Available data
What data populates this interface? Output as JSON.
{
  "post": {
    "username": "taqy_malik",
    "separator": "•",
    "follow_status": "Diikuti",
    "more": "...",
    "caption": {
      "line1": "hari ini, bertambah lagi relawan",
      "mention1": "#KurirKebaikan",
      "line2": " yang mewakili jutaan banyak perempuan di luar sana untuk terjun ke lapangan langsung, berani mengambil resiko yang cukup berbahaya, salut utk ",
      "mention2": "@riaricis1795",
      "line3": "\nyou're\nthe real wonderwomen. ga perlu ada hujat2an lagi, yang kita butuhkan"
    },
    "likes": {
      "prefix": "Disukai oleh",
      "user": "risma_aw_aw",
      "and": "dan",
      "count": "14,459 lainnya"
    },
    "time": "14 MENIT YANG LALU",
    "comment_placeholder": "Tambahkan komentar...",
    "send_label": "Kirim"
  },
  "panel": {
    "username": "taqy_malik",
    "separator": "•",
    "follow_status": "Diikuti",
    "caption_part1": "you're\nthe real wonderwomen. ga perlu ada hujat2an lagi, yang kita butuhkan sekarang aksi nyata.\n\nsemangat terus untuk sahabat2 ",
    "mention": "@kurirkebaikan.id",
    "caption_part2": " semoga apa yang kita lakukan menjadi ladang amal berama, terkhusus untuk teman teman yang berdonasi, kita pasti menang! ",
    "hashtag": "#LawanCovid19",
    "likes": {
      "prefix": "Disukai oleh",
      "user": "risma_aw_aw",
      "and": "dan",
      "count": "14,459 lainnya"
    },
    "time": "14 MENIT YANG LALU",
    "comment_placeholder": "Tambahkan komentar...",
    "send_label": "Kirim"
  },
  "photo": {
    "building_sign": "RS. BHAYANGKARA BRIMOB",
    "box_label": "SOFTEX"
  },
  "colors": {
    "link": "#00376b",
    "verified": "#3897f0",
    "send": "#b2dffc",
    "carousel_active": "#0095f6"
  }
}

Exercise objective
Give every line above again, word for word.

Solution to this problem
What data populates this interface? Output as JSON.
{
  "post": {
    "username": "taqy_malik",
    "separator": "•",
    "follow_status": "Diikuti",
    "more": "...",
    "caption": {
      "line1": "hari ini, bertambah lagi relawan",
      "mention1": "#KurirKebaikan",
      "line2": " yang mewakili jutaan banyak perempuan di luar sana untuk terjun ke lapangan langsung, berani mengambil resiko yang cukup berbahaya, salut utk ",
      "mention2": "@riaricis1795",
      "line3": "\nyou're\nthe real wonderwomen. ga perlu ada hujat2an lagi, yang kita butuhkan"
    },
    "likes": {
      "prefix": "Disukai oleh",
      "user": "risma_aw_aw",
      "and": "dan",
      "count": "14,459 lainnya"
    },
    "time": "14 MENIT YANG LALU",
    "comment_placeholder": "Tambahkan komentar...",
    "send_label": "Kirim"
  },
  "panel": {
    "username": "taqy_malik",
    "separator": "•",
    "follow_status": "Diikuti",
    "caption_part1": "you're\nthe real wonderwomen. ga perlu ada hujat2an lagi, yang kita butuhkan sekarang aksi nyata.\n\nsemangat terus untuk sahabat2 ",
    "mention": "@kurirkebaikan.id",
    "caption_part2": " semoga apa yang kita lakukan menjadi ladang amal berama, terkhusus untuk teman teman yang berdonasi, kita pasti menang! ",
    "hashtag": "#LawanCovid19",
    "likes": {
      "prefix": "Disukai oleh",
      "user": "risma_aw_aw",
      "and": "dan",
      "count": "14,459 lainnya"
    },
    "time": "14 MENIT YANG LALU",
    "comment_placeholder": "Tambahkan komentar...",
    "send_label": "Kirim"
  },
  "photo": {
    "building_sign": "RS. BHAYANGKARA BRIMOB",
    "box_label": "SOFTEX"
  },
  "colors": {
    "link": "#00376b",
    "verified": "#3897f0",
    "send": "#b2dffc",
    "carousel_active": "#0095f6"
  }
}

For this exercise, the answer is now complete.